= Beginning of Section =

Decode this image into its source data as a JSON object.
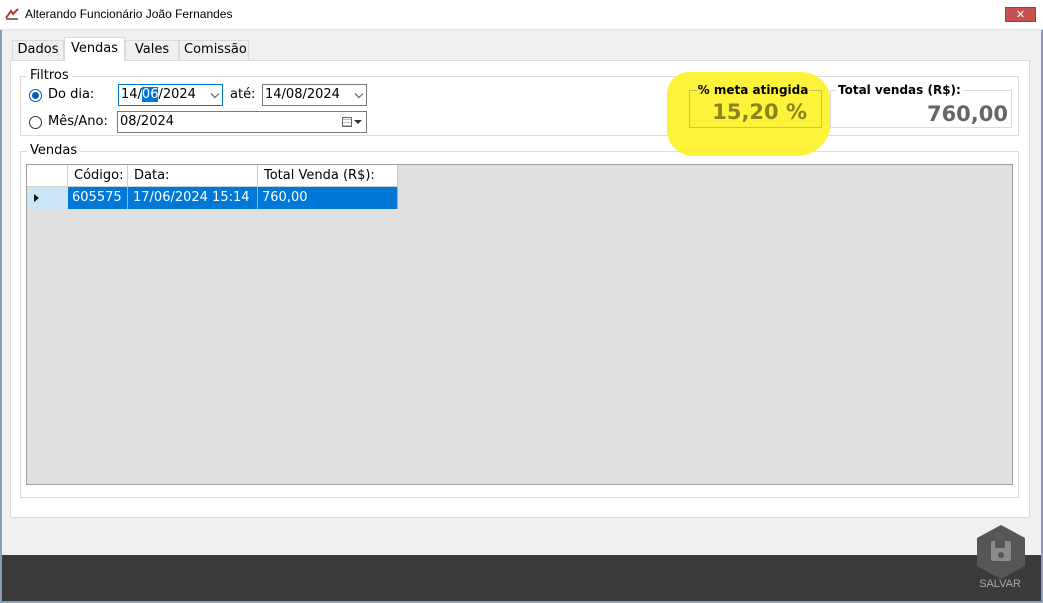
{
  "window": {
    "title": "Alterando Funcionário João Fernandes",
    "close_label": "✕"
  },
  "tabs": [
    {
      "label": "Dados"
    },
    {
      "label": "Vendas"
    },
    {
      "label": "Vales"
    },
    {
      "label": "Comissão"
    }
  ],
  "filters": {
    "group_title": "Filtros",
    "do_dia": {
      "label": "Do dia:",
      "checked": true,
      "from_day": "14/",
      "from_month_selected": "06",
      "from_year": "/2024",
      "ate_label": "até:",
      "to_value": "14/08/2024"
    },
    "mes_ano": {
      "label": "Mês/Ano:",
      "checked": false,
      "value": "08/2024"
    }
  },
  "stats": {
    "meta": {
      "label": "% meta atingida",
      "value": "15,20 %"
    },
    "total": {
      "label": "Total vendas (R$):",
      "value": "760,00"
    }
  },
  "sales": {
    "group_title": "Vendas",
    "columns": [
      "Código:",
      "Data:",
      "Total Venda (R$):"
    ],
    "rows": [
      {
        "codigo": "605575",
        "data": "17/06/2024 15:14",
        "total": "760,00"
      }
    ]
  },
  "footer": {
    "save_label": "SALVAR"
  },
  "colors": {
    "accent": "#0078d7",
    "highlight": "#fdf33a",
    "footer": "#3a3a3a"
  }
}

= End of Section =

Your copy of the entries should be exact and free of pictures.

*Result of the exercise*
Decode this image into its source data as a JSON object.
{
  "window": {
    "title": "Alterando Funcionário João Fernandes",
    "close_label": "✕"
  },
  "tabs": [
    {
      "label": "Dados"
    },
    {
      "label": "Vendas"
    },
    {
      "label": "Vales"
    },
    {
      "label": "Comissão"
    }
  ],
  "filters": {
    "group_title": "Filtros",
    "do_dia": {
      "label": "Do dia:",
      "checked": true,
      "from_day": "14/",
      "from_month_selected": "06",
      "from_year": "/2024",
      "ate_label": "até:",
      "to_value": "14/08/2024"
    },
    "mes_ano": {
      "label": "Mês/Ano:",
      "checked": false,
      "value": "08/2024"
    }
  },
  "stats": {
    "meta": {
      "label": "% meta atingida",
      "value": "15,20 %"
    },
    "total": {
      "label": "Total vendas (R$):",
      "value": "760,00"
    }
  },
  "sales": {
    "group_title": "Vendas",
    "columns": [
      "Código:",
      "Data:",
      "Total Venda (R$):"
    ],
    "rows": [
      {
        "codigo": "605575",
        "data": "17/06/2024 15:14",
        "total": "760,00"
      }
    ]
  },
  "footer": {
    "save_label": "SALVAR"
  },
  "colors": {
    "accent": "#0078d7",
    "highlight": "#fdf33a",
    "footer": "#3a3a3a"
  }
}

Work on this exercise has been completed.